As well as understanding what people are saying, machines can now understand the emotional context behind those words. Known as sentiment analysis, this can be used to measure customer opinions, monitor a company’s reputation, and generally understand whether customers are happy with a product or service. Sentiment analysis is now well established, and there are many different tools out there that will mine what people are saying about your brand on social media in order to gauge their opinion. The technology can be extraordinarily perceptive. In one example, researchers at the Microsoft Research Labs in Washington were able to predict which women were at risk of postnatal depression just by analyzing their Twitter posts. What’s even more impressive is the research was based on what women were saying in the weeks before giving birth.
3. Automatic summarization
I’ve already alluded to how much information is wrapped up in human language, whether written or spoken. For some sectors – I’m thinking of the legal system as a prime example – the ability to easily extract key information from thousands of pages of documents could be a real game-changer. Tools such as MeaningCloud and ML Analyser can automatically summarise long documents into short, fluent, and accurate summaries. They can also be used to extract keywords.
Closely linked with speech recognition, chatbots are another useful business tool powered by NLP. Chatbots are everywhere these days – on the websites you browse, in messenger platforms, and in apps – and the technology is helping to streamline a range of business processes, including customer service, sales, and even HR. If you’voe interacted with a brand via messaging lately, chances are you were chatting with a bot.
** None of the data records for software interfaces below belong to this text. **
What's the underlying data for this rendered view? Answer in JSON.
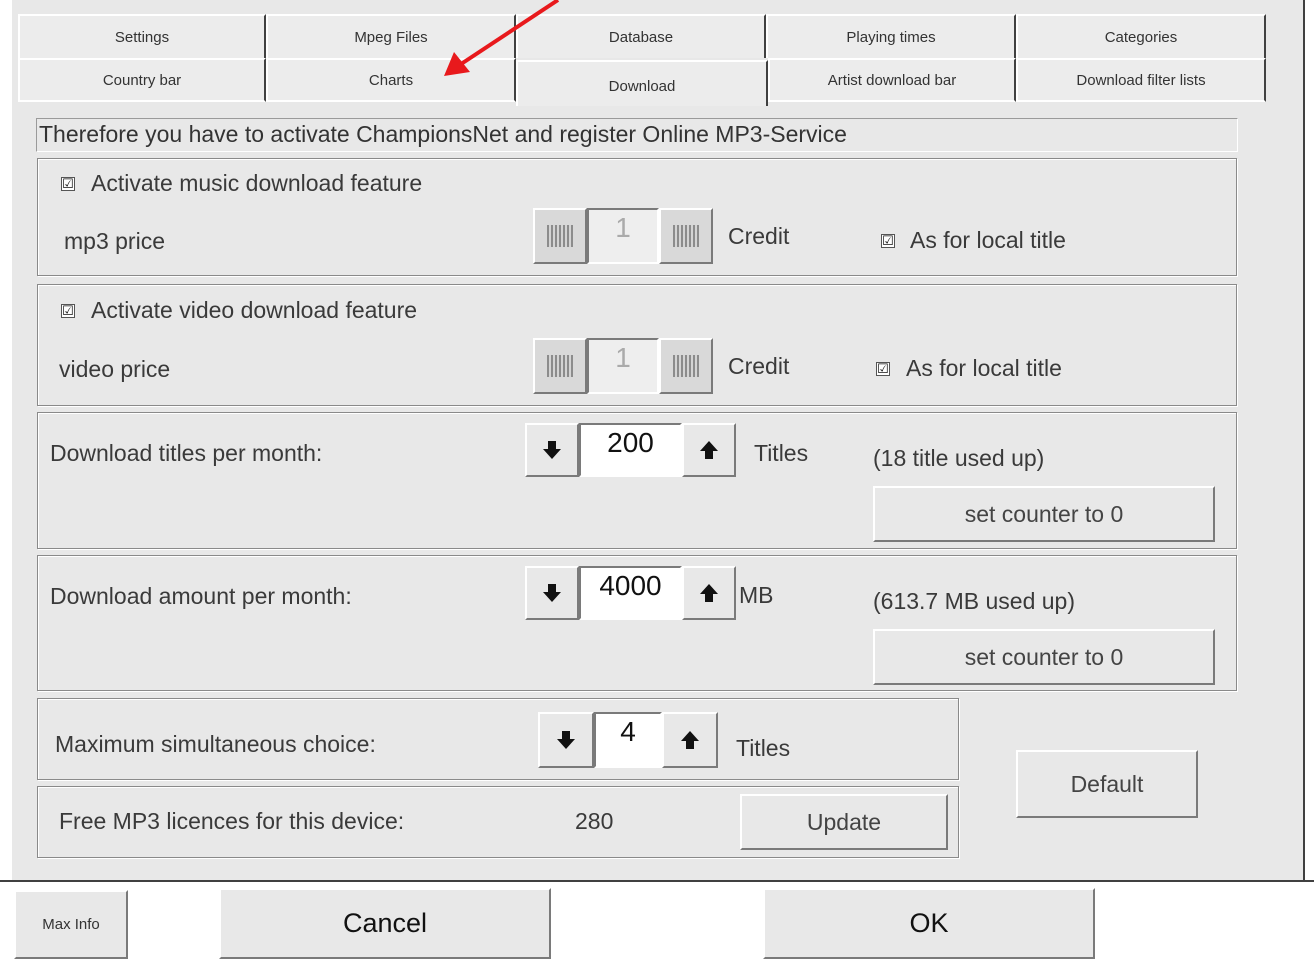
{
  "tabs_row1": [
    "Settings",
    "Mpeg Files",
    "Database",
    "Playing times",
    "Categories"
  ],
  "tabs_row2": [
    "Country bar",
    "Charts",
    "Download",
    "Artist download bar",
    "Download filter lists"
  ],
  "active_tab": "Download",
  "info_text": "Therefore you have to activate ChampionsNet and register Online MP3-Service",
  "music": {
    "activate_label": "Activate music download feature",
    "activate_checked": true,
    "price_label": "mp3 price",
    "price_value": "1",
    "unit": "Credit",
    "as_local_label": "As for local title",
    "as_local_checked": true
  },
  "video": {
    "activate_label": "Activate video download feature",
    "activate_checked": true,
    "price_label": "video price",
    "price_value": "1",
    "unit": "Credit",
    "as_local_label": "As for local title",
    "as_local_checked": true
  },
  "titles_per_month": {
    "label": "Download titles per month:",
    "value": "200",
    "unit": "Titles",
    "used": "(18 title used up)",
    "reset_label": "set counter to 0"
  },
  "amount_per_month": {
    "label": "Download amount per month:",
    "value": "4000",
    "unit": "MB",
    "used": "(613.7 MB used up)",
    "reset_label": "set counter to 0"
  },
  "max_choice": {
    "label": "Maximum simultaneous choice:",
    "value": "4",
    "unit": "Titles"
  },
  "licences": {
    "label": "Free MP3 licences for this device:",
    "value": "280",
    "update_label": "Update"
  },
  "default_label": "Default",
  "footer": {
    "max_info": "Max Info",
    "cancel": "Cancel",
    "ok": "OK"
  },
  "check_glyph": "☑",
  "colors": {
    "panel": "#e8e8e8",
    "annotation_arrow": "#e8191c"
  }
}
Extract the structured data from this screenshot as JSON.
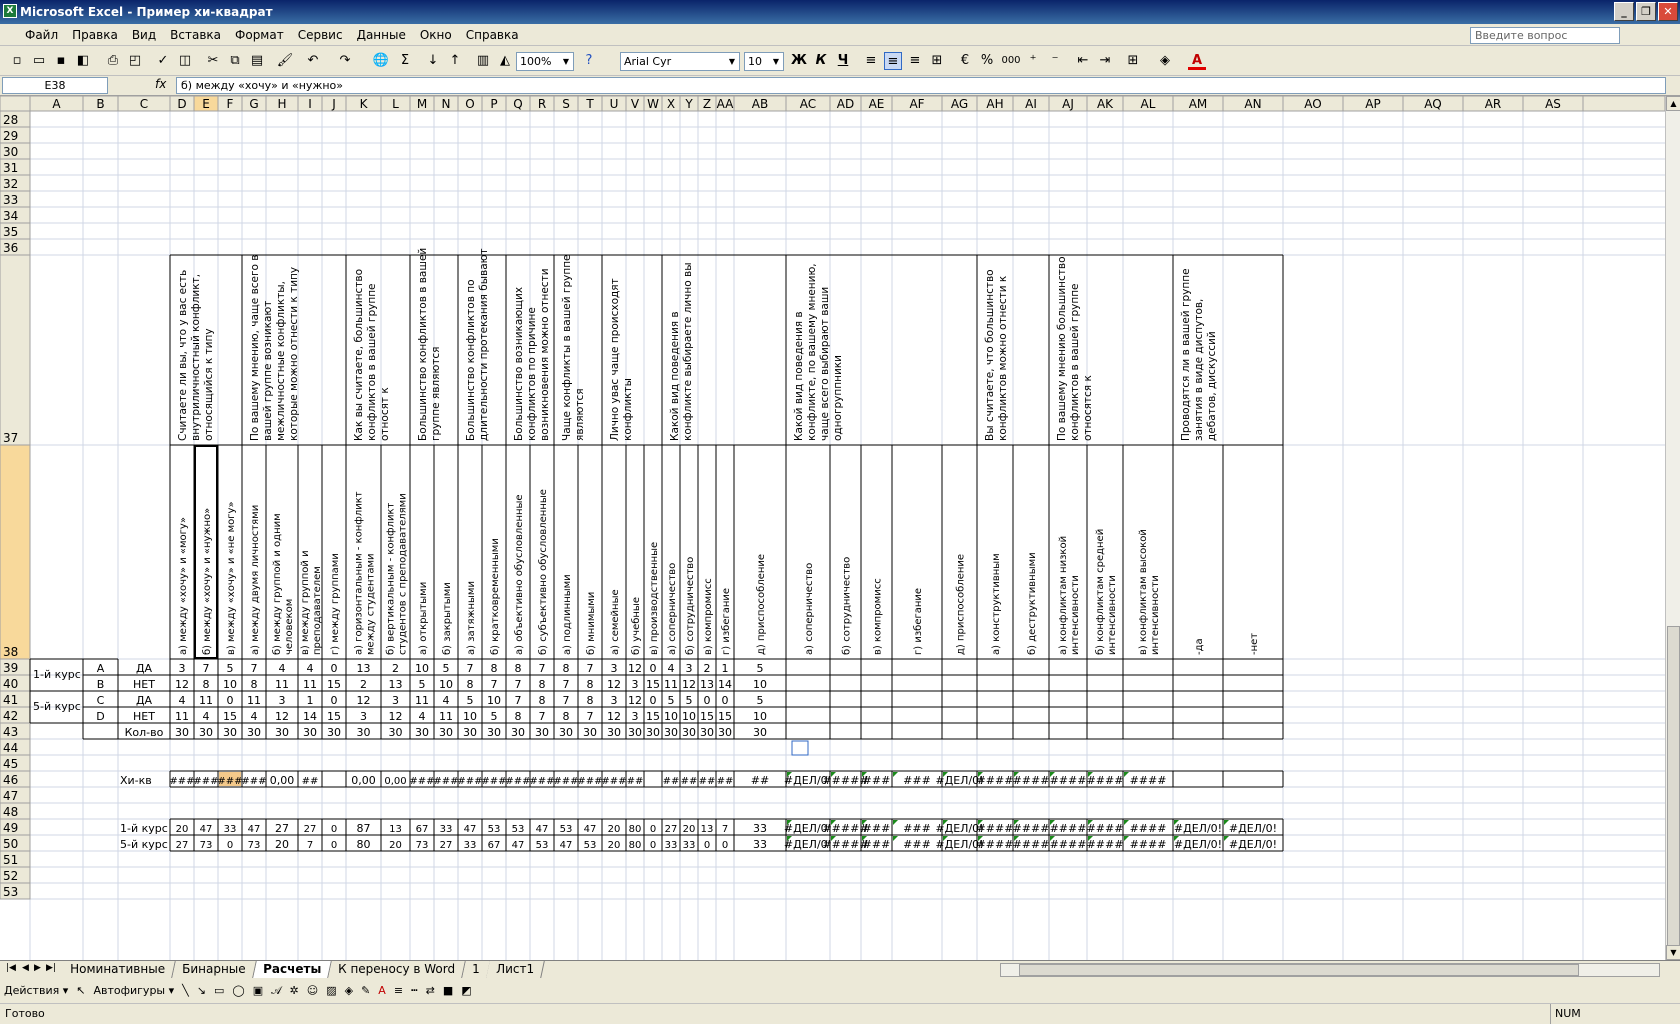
{
  "window": {
    "title": "Microsoft Excel - Пример хи-квадрат",
    "app_icon": "excel-icon",
    "controls": [
      "_",
      "❐",
      "✕"
    ]
  },
  "menu": {
    "items": [
      "Файл",
      "Правка",
      "Вид",
      "Вставка",
      "Формат",
      "Сервис",
      "Данные",
      "Окно",
      "Справка"
    ],
    "help_placeholder": "Введите вопрос"
  },
  "toolbar": {
    "zoom": "100%",
    "font": "Arial Cyr",
    "size": "10",
    "bold": "Ж",
    "italic": "К",
    "underline": "Ч",
    "percent": "%",
    "thousands": "000",
    "sum": "Σ",
    "help": "?",
    "font_color_glyph": "А"
  },
  "formula": {
    "namebox": "E38",
    "fx": "fx",
    "content": "б) между «хочу» и «нужно»"
  },
  "sheet": {
    "column_letters": [
      "A",
      "B",
      "C",
      "D",
      "E",
      "F",
      "G",
      "H",
      "I",
      "J",
      "K",
      "L",
      "M",
      "N",
      "O",
      "P",
      "Q",
      "R",
      "S",
      "T",
      "U",
      "V",
      "W",
      "X",
      "Y",
      "Z",
      "AA",
      "AB",
      "AC",
      "AD",
      "AE",
      "AF",
      "AG",
      "AH",
      "AI",
      "AJ",
      "AK",
      "AL",
      "AM",
      "AN",
      "AO",
      "AP",
      "AQ",
      "AR",
      "AS"
    ],
    "selected_cell": "E38",
    "rows": {
      "28": [],
      "29": [],
      "30": [],
      "31": [],
      "32": [],
      "33": [],
      "34": [],
      "35": [],
      "36": [],
      "44": [],
      "45": [],
      "47": [],
      "48": [],
      "51": [],
      "52": [],
      "53": []
    },
    "question_headers": [
      {
        "start": "D",
        "end": "F",
        "text": "Считаете ли вы, что у вас есть внутриличностный конфликт, относящийся к типу"
      },
      {
        "start": "G",
        "end": "J",
        "text": "По вашему мнению, чаще всего в вашей группе возникают межличностные конфликты, которые можно отнести к типу"
      },
      {
        "start": "K",
        "end": "L",
        "text": "Как вы считаете, большинство конфликтов в вашей группе относят к"
      },
      {
        "start": "M",
        "end": "N",
        "text": "Большинство конфликтов в вашей группе являются"
      },
      {
        "start": "O",
        "end": "P",
        "text": "Большинство конфликтов по длительности протекания бывают"
      },
      {
        "start": "Q",
        "end": "R",
        "text": "Большинство возникающих конфликтов по причине возникновения можно отнести"
      },
      {
        "start": "S",
        "end": "T",
        "text": "Чаще конфликты в вашей группе являются"
      },
      {
        "start": "U",
        "end": "W",
        "text": "Лично увас чаще происходят конфликты"
      },
      {
        "start": "X",
        "end": "AB",
        "text": "Какой вид поведения в конфликте выбираете лично вы"
      },
      {
        "start": "AC",
        "end": "AG",
        "text": "Какой вид поведения в конфликте, по вашему мнению, чаще всего выбирают ваши одногруппники"
      },
      {
        "start": "AH",
        "end": "AI",
        "text": "Вы считаете, что большинство конфликтов можно отнести к"
      },
      {
        "start": "AJ",
        "end": "AL",
        "text": "По вашему мнению большинство конфликтов в вашей группе относятся к"
      },
      {
        "start": "AM",
        "end": "AN",
        "text": "Проводятся ли в вашей группе занятия в виде диспутов, дебатов, дискуссий"
      }
    ],
    "option_headers": {
      "D": "а) между «хочу» и «могу»",
      "E": "б) между «хочу» и «нужно»",
      "F": "в) между «хочу» и «не могу»",
      "G": "а) между двумя личностями",
      "H": "б) между группой и одним человеком",
      "I": "в) между группой и преподавателем",
      "J": "г) между группами",
      "K": "а) горизонтальным - конфликт между студентами",
      "L": "б) вертикальным - конфликт студентов с преподавателями",
      "M": "а) открытыми",
      "N": "б) закрытыми",
      "O": "а) затяжными",
      "P": "б) кратковременными",
      "Q": "а) объективно обусловленные",
      "R": "б) субъективно обусловленные",
      "S": "а) подлинными",
      "T": "б) мнимыми",
      "U": "а) семейные",
      "V": "б) учебные",
      "W": "в) производственные",
      "X": "а) соперничество",
      "Y": "б) сотрудничество",
      "Z": "в) компромисс",
      "AA": "г) избегание",
      "AB": "д) приспособление",
      "AC": "а) соперничество",
      "AD": "б) сотрудничество",
      "AE": "в) компромисс",
      "AF": "г) избегание",
      "AG": "д) приспособление",
      "AH": "а) конструктивным",
      "AI": "б) деструктивными",
      "AJ": "а) конфликтам низкой интенсивности",
      "AK": "б) конфликтам средней интенсивности",
      "AL": "в) конфликтам высокой интенсивности",
      "AM": "-да",
      "AN": "-нет"
    },
    "groups": {
      "g1": "1-й курс",
      "g5": "5-й курс"
    },
    "table_rows": [
      {
        "row": "39",
        "b": "A",
        "c": "ДА",
        "vals": [
          "3",
          "7",
          "5",
          "7",
          "4",
          "4",
          "0",
          "13",
          "2",
          "10",
          "5",
          "7",
          "8",
          "8",
          "7",
          "8",
          "7",
          "3",
          "12",
          "0",
          "4",
          "3",
          "2",
          "1",
          "5"
        ]
      },
      {
        "row": "40",
        "b": "B",
        "c": "НЕТ",
        "vals": [
          "12",
          "8",
          "10",
          "8",
          "11",
          "11",
          "15",
          "2",
          "13",
          "5",
          "10",
          "8",
          "7",
          "7",
          "8",
          "7",
          "8",
          "12",
          "3",
          "15",
          "11",
          "12",
          "13",
          "14",
          "10"
        ]
      },
      {
        "row": "41",
        "b": "C",
        "c": "ДА",
        "vals": [
          "4",
          "11",
          "0",
          "11",
          "3",
          "1",
          "0",
          "12",
          "3",
          "11",
          "4",
          "5",
          "10",
          "7",
          "8",
          "7",
          "8",
          "3",
          "12",
          "0",
          "5",
          "5",
          "0",
          "0",
          "5"
        ]
      },
      {
        "row": "42",
        "b": "D",
        "c": "НЕТ",
        "vals": [
          "11",
          "4",
          "15",
          "4",
          "12",
          "14",
          "15",
          "3",
          "12",
          "4",
          "11",
          "10",
          "5",
          "8",
          "7",
          "8",
          "7",
          "12",
          "3",
          "15",
          "10",
          "10",
          "15",
          "15",
          "10"
        ]
      },
      {
        "row": "43",
        "b": "",
        "c": "Кол-во",
        "vals": [
          "30",
          "30",
          "30",
          "30",
          "30",
          "30",
          "30",
          "30",
          "30",
          "30",
          "30",
          "30",
          "30",
          "30",
          "30",
          "30",
          "30",
          "30",
          "30",
          "30",
          "30",
          "30",
          "30",
          "30",
          "30"
        ]
      }
    ],
    "row46": {
      "label": "Хи-кв",
      "vals": [
        "###",
        "###",
        "###",
        "###",
        "0,00",
        "##",
        "",
        "0,00",
        "0,00",
        "###",
        "###",
        "###",
        "###",
        "###",
        "###",
        "###",
        "###",
        "###",
        "##",
        "",
        "##",
        "##",
        "##",
        "##",
        "##",
        "#ДЕЛ/0!",
        "#####",
        "###",
        "###",
        "#ДЕЛ/0!",
        "####",
        "####",
        "####",
        "####",
        "####"
      ]
    },
    "row49": {
      "label": "1-й курс",
      "vals": [
        "20",
        "47",
        "33",
        "47",
        "27",
        "27",
        "0",
        "87",
        "13",
        "67",
        "33",
        "47",
        "53",
        "53",
        "47",
        "53",
        "47",
        "20",
        "80",
        "0",
        "27",
        "20",
        "13",
        "7",
        "33",
        "#ДЕЛ/0!",
        "#####",
        "###",
        "###",
        "#ДЕЛ/0!",
        "####",
        "####",
        "####",
        "####",
        "####",
        "#ДЕЛ/0!",
        "#ДЕЛ/0!"
      ]
    },
    "row50": {
      "label": "5-й курс",
      "vals": [
        "27",
        "73",
        "0",
        "73",
        "20",
        "7",
        "0",
        "80",
        "20",
        "73",
        "27",
        "33",
        "67",
        "47",
        "53",
        "47",
        "53",
        "20",
        "80",
        "0",
        "33",
        "33",
        "0",
        "0",
        "33",
        "#ДЕЛ/0!",
        "#####",
        "###",
        "###",
        "#ДЕЛ/0!",
        "####",
        "####",
        "####",
        "####",
        "####",
        "#ДЕЛ/0!",
        "#ДЕЛ/0!"
      ]
    },
    "paste_options_icon": "paste-options-icon"
  },
  "sheet_tabs": [
    "Номинативные",
    "Бинарные",
    "Расчеты",
    "К переносу в Word",
    "1",
    "Лист1"
  ],
  "active_tab": "Расчеты",
  "drawbar": {
    "actions": "Действия ▾",
    "autoshapes": "Автофигуры ▾"
  },
  "status": {
    "ready": "Готово",
    "num": "NUM"
  },
  "colors": {
    "title_bar": "#0a246a",
    "chrome": "#ece9d8",
    "grid_line": "#d0d7e5",
    "header_bg": "#ece9d8",
    "selected_fill": "#f4c98a",
    "error_marker": "#1a8a1a"
  }
}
And although the technology is far from perfect, it’s definitely getting harder to tell whether we’re talking to a human or a computer.
There’s really no escaping artificial intelligence (AI) and the Internet of Things (IoT). It seems pretty much anything can be made smart these days – and that goes for services as well as products.[...]